§ **Web page and app entries**:
+---+
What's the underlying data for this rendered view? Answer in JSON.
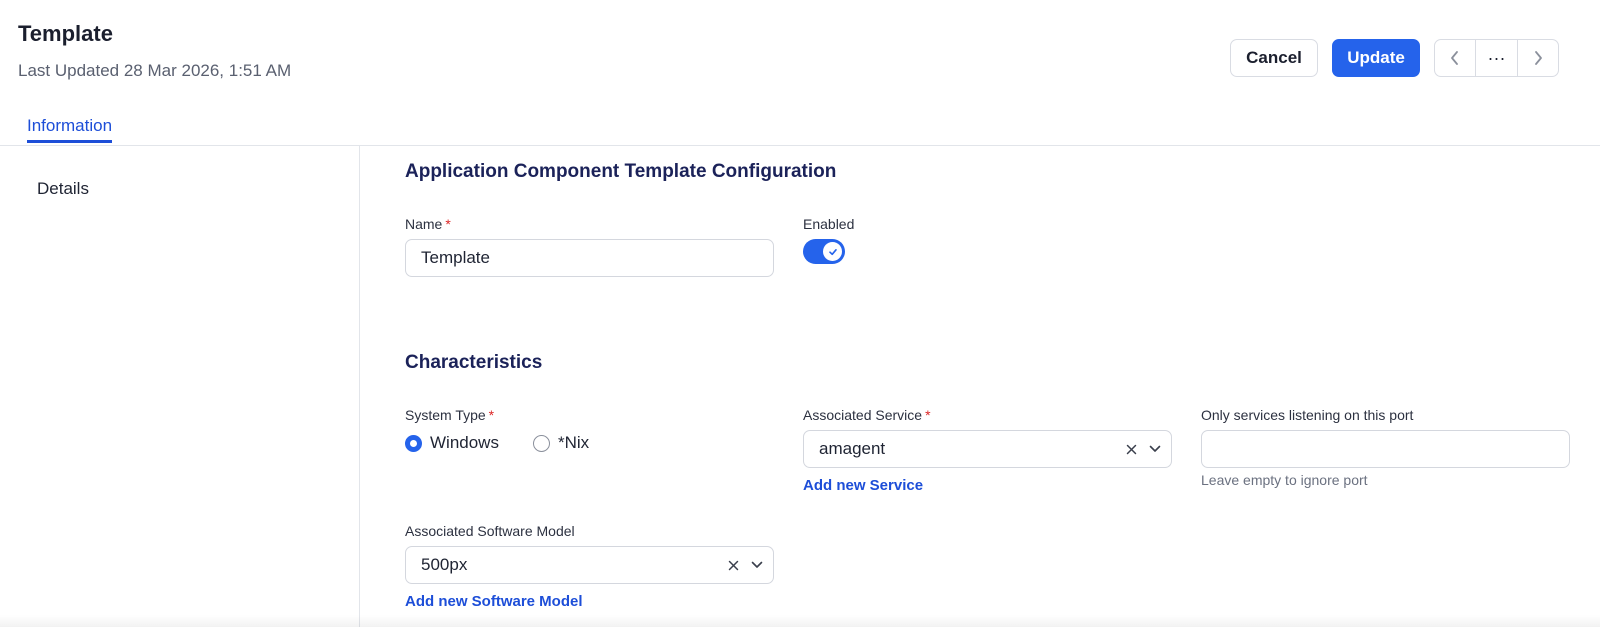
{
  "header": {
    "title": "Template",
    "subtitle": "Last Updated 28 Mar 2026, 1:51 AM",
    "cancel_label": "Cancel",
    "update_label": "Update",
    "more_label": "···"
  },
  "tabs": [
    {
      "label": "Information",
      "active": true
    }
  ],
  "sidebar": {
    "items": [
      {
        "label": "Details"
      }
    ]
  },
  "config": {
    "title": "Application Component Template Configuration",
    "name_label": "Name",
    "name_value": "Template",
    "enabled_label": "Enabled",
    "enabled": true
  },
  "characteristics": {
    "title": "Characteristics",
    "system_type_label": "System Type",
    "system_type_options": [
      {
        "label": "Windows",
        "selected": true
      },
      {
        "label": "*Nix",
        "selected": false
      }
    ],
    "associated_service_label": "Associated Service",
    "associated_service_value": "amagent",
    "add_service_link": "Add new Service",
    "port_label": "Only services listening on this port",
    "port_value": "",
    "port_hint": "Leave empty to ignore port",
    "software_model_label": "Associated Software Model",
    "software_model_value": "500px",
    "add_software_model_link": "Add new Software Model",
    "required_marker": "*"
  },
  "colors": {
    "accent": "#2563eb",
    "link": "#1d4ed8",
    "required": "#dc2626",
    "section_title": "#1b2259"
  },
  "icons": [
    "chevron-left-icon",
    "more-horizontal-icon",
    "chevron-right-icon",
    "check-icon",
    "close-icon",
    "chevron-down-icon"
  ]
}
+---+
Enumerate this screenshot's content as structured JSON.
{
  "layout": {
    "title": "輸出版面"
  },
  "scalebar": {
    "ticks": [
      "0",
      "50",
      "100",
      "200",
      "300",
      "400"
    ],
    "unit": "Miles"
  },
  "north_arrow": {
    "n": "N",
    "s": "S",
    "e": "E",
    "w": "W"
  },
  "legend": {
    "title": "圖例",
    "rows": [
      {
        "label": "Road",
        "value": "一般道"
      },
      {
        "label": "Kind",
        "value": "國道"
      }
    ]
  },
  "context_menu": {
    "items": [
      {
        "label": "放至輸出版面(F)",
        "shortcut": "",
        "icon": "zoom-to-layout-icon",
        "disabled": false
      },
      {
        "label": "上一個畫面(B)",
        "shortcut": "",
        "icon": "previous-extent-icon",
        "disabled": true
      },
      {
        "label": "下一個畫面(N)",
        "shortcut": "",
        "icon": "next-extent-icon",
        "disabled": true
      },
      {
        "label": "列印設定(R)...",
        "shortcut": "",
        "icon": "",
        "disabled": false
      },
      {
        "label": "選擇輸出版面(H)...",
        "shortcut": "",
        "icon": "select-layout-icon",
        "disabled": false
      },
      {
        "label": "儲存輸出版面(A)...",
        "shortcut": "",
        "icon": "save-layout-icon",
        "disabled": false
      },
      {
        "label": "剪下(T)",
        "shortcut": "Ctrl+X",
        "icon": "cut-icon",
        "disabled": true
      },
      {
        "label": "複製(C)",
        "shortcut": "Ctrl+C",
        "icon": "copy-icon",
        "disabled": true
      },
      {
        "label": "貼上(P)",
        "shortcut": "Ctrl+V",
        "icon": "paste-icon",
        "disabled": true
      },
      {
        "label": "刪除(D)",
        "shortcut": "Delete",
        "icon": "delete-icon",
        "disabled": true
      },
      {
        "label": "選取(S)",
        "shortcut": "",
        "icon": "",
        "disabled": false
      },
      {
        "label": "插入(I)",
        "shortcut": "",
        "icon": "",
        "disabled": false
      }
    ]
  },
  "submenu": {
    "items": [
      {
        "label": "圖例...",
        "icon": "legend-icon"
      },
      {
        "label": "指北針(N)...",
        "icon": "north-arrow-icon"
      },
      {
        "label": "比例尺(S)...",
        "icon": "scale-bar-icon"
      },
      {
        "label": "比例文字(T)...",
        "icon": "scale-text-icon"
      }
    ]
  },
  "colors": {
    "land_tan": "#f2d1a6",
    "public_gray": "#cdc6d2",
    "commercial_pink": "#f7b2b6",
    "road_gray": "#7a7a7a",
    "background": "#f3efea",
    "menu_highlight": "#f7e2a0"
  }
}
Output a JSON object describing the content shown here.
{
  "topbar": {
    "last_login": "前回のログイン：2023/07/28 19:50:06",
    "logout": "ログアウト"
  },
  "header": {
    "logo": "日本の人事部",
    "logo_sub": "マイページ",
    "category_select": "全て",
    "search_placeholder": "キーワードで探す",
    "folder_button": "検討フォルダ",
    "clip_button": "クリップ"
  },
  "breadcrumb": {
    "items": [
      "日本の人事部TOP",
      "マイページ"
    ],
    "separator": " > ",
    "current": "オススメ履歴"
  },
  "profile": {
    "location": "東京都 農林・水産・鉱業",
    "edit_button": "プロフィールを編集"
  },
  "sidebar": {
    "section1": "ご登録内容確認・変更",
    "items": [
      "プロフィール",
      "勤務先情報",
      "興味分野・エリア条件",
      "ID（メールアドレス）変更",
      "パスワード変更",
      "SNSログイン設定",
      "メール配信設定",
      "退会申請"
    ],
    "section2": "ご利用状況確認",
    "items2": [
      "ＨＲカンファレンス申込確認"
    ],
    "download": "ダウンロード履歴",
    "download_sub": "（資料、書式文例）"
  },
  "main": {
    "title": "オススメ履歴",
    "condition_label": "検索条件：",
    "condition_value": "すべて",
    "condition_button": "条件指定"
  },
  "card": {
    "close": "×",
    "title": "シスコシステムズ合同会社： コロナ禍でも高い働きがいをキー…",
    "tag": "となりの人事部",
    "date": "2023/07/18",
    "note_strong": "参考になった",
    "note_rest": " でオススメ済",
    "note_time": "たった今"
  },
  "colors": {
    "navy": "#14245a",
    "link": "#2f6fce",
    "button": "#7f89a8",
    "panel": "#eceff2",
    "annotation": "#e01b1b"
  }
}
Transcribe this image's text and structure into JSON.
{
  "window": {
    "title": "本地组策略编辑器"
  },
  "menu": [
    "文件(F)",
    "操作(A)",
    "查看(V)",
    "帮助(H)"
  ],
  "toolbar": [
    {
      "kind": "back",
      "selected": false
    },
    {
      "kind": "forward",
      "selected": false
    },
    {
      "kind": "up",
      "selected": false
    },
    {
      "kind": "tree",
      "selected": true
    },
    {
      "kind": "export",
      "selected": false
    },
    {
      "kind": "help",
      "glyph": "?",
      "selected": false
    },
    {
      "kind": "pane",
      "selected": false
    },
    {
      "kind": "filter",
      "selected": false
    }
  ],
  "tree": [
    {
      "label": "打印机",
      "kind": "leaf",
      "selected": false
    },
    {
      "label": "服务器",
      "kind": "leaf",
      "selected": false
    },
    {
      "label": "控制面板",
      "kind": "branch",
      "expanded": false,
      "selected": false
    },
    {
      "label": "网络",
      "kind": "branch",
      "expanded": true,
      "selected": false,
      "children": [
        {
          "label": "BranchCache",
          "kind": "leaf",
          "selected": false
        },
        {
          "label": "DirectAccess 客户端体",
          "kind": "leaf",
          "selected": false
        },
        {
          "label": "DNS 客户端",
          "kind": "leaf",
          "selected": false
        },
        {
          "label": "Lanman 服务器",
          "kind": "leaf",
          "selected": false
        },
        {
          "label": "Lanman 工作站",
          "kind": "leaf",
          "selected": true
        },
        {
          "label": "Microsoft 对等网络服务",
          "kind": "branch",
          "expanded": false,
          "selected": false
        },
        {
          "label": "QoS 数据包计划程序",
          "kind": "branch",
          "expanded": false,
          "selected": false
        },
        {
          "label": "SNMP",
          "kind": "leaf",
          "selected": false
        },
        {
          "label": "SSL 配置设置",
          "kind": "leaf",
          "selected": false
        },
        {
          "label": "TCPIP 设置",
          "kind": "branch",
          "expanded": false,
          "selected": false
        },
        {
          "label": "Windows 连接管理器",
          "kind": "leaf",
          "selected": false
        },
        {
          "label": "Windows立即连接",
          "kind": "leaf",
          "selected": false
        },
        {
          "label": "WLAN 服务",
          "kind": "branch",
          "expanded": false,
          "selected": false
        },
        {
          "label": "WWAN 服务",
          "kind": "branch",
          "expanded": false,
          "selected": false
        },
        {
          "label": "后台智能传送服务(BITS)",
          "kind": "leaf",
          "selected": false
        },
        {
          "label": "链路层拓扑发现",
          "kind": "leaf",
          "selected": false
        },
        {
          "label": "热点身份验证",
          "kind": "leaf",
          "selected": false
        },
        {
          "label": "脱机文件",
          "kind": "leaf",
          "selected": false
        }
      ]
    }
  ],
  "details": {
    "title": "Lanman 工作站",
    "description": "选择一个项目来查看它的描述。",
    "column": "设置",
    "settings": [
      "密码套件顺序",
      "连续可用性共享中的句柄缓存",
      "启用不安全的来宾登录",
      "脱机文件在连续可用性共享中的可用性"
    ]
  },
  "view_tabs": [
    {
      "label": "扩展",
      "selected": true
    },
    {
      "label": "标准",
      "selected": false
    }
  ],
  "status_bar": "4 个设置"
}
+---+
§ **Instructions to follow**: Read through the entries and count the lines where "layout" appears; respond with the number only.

§ **Completed exercise**: 4